David Broockman has an important paper on political representation apparently forthcoming in LSQ.

He notes two ways to study the political representation of issues, policies, and preferences. On the one hand we can examine citizen-elite congruence issue by issue. On the other hand, we can calculate “policy scores” to capture ideal points of overall ideologies and compare these between citizens and the elite. The paper convincingly demonstrates that the latter approach is flawed in the sense that it doesn’t really capture political representation in the way we generally understand it.

Broockman, David E. 2015. “Approaches to Studying Policy Representation.” Legislative Studies Quarterly.

Attitudes towards Foreigners in Switzerland

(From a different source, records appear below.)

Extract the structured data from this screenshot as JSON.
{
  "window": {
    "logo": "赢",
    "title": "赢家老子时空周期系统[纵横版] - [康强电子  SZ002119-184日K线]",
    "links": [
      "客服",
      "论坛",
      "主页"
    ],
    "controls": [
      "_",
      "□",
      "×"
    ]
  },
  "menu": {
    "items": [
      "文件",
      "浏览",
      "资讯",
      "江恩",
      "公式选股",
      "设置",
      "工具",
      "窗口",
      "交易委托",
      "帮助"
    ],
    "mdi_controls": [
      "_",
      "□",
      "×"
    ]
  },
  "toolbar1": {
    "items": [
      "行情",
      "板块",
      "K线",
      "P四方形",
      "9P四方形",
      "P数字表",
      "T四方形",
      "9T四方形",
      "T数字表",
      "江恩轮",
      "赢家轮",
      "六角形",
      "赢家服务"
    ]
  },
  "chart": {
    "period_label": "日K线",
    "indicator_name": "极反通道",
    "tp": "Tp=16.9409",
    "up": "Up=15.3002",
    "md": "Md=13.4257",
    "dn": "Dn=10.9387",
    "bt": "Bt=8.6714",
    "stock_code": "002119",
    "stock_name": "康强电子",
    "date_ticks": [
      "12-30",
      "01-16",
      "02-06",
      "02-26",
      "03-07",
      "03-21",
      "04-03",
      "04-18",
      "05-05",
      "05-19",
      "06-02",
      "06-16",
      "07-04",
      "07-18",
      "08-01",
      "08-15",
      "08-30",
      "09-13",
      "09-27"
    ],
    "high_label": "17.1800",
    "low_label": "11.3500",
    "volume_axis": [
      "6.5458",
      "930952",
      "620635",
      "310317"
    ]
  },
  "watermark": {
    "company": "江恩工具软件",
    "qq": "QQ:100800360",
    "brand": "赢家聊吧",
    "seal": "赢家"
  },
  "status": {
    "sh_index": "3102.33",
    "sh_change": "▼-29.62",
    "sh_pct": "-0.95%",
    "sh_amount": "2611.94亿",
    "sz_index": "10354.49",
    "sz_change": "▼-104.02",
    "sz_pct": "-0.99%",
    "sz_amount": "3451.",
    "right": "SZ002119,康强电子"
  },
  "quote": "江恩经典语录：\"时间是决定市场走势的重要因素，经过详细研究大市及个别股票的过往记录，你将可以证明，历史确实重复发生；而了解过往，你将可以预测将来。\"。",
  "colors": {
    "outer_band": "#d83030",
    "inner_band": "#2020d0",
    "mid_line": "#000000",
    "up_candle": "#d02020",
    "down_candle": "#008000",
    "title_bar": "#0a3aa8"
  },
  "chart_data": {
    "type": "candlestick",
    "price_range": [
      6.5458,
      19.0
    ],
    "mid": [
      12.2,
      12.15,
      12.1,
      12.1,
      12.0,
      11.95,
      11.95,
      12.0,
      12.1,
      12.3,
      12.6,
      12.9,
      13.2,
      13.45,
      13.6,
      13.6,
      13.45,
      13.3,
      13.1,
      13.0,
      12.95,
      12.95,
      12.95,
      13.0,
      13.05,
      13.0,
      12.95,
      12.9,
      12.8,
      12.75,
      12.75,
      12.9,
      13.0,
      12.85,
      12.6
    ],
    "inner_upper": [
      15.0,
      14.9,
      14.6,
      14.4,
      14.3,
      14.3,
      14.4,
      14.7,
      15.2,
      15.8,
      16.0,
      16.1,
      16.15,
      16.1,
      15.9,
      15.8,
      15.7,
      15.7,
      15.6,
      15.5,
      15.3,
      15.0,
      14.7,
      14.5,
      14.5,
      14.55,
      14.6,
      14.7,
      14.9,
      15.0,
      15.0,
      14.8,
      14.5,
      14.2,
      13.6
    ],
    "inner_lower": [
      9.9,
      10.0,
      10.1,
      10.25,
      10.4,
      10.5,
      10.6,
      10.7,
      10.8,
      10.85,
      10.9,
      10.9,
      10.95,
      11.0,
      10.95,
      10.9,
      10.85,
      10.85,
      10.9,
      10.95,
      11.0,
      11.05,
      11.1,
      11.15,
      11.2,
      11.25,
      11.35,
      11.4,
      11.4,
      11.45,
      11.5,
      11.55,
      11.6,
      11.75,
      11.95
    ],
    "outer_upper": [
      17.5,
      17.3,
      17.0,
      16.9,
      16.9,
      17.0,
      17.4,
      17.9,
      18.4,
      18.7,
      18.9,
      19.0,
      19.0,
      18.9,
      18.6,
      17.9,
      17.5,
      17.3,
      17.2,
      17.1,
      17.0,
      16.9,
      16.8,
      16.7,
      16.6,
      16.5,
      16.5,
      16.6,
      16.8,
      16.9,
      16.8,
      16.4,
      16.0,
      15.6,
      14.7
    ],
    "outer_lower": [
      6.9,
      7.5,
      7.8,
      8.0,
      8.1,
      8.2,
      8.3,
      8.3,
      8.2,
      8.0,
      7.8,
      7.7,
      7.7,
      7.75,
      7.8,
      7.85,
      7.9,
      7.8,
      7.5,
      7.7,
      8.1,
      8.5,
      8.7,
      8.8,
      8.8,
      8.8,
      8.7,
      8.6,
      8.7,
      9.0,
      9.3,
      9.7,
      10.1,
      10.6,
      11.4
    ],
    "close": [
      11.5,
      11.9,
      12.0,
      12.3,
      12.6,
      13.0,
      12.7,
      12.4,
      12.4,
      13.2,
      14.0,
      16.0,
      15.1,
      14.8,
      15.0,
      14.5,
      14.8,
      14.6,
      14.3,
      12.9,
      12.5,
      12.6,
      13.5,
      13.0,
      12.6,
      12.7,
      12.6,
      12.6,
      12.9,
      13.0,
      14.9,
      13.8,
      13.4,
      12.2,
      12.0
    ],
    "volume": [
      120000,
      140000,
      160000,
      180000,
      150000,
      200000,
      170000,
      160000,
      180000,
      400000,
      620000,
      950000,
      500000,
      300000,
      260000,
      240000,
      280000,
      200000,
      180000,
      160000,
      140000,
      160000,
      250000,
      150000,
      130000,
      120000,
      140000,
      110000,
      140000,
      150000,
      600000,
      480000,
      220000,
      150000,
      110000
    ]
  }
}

It’s been a long time in the making, and took long to appear on the web, but our paper on attitudes towards foreigners is finally available at the International Migration Review. in this paper, we use data from the Swiss Household Panel to examine individual attitudes towards equal opportunities for foreigners and Swiss citizens. Various tests show that we indeed tap into attitudes towards immigrants. We find that individuals with low levels of education tend to oppose immigrants, something quite established in the literature. By contrast, there is evidence that individuals with high levels of education are less positive when their risk of unemployment increases. The negative attitudes of people with low levels of education can be explained by their values and beliefs, but not the association with the risk of unemployment for individuals with high levels of education. We interpret this that both values and economic factors are important for explaining attitudes toward foreigners, despite many recent contributions dismissing economic factors at the individual level.